ENTRIES SHOWN
☆ ☆ ☆ ☆

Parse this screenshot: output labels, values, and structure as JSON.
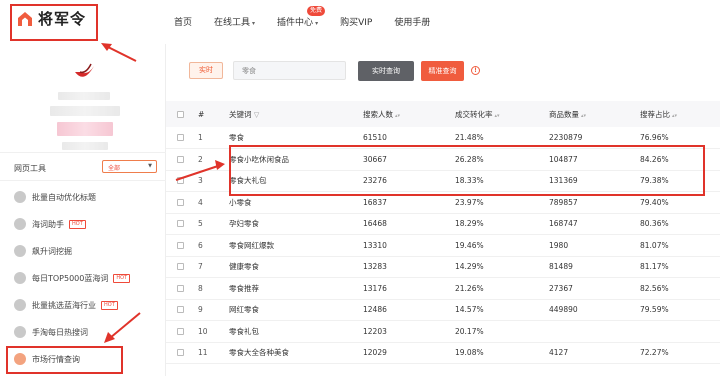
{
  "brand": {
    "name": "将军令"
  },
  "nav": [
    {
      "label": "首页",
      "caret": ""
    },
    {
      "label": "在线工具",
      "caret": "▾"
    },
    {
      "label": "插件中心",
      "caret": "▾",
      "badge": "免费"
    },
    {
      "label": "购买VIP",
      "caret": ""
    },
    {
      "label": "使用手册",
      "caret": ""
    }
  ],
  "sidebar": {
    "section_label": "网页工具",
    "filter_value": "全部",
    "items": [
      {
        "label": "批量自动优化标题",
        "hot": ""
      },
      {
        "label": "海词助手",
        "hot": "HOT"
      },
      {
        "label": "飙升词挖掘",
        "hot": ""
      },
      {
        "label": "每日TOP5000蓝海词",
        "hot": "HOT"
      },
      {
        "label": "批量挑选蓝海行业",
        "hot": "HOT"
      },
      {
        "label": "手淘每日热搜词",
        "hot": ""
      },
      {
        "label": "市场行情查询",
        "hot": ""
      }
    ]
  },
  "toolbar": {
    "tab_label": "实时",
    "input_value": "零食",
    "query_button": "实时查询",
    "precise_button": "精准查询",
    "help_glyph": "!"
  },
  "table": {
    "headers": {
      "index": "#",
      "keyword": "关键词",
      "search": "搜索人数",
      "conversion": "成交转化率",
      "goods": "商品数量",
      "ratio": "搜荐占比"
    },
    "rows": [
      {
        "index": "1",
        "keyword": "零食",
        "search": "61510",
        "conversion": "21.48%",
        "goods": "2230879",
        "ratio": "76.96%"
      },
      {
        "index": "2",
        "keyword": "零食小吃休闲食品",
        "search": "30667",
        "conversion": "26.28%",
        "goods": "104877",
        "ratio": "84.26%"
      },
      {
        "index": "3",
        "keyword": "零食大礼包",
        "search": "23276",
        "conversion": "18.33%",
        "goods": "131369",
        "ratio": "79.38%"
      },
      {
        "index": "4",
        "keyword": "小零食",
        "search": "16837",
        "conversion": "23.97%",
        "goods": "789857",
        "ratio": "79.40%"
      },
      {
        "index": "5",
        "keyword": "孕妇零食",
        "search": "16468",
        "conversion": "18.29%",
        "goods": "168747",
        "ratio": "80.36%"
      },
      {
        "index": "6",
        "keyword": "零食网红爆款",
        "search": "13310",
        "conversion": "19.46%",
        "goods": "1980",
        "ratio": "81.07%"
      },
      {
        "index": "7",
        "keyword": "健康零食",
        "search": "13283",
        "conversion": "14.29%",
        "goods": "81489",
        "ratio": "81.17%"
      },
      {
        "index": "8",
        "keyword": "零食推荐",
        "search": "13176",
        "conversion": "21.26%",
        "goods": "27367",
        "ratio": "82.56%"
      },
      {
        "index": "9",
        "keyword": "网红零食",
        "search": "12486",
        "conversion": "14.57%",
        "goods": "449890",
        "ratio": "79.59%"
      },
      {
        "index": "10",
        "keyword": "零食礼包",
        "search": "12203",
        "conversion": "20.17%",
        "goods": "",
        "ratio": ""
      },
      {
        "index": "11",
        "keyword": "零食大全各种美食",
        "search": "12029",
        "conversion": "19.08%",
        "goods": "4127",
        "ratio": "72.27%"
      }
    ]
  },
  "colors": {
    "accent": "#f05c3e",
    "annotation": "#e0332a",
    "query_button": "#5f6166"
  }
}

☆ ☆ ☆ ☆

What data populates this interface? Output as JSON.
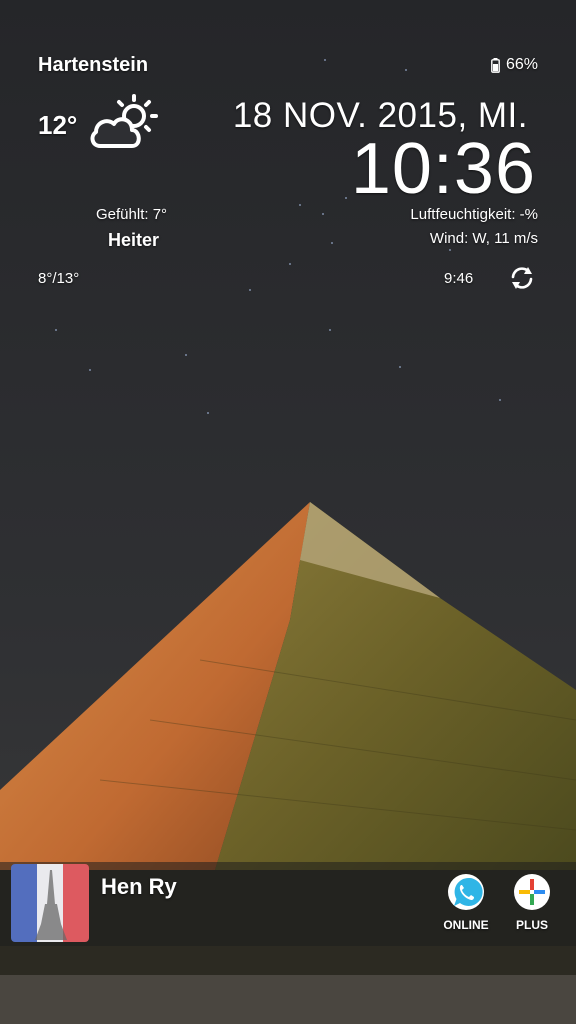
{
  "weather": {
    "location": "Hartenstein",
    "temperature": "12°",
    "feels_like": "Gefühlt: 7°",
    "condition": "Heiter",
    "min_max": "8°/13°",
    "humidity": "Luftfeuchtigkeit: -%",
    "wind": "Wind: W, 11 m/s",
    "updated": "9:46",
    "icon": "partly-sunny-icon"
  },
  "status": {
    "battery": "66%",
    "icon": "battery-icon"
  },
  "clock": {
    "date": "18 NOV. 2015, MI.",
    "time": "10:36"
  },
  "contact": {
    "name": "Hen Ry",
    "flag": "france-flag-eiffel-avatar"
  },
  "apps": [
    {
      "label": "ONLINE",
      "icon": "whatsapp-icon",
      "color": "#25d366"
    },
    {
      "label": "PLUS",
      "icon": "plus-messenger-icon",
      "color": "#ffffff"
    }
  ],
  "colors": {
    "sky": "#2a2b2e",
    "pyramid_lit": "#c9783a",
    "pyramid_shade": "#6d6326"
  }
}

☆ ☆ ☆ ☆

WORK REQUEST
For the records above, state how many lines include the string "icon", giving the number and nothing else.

WORKED SOLUTION
4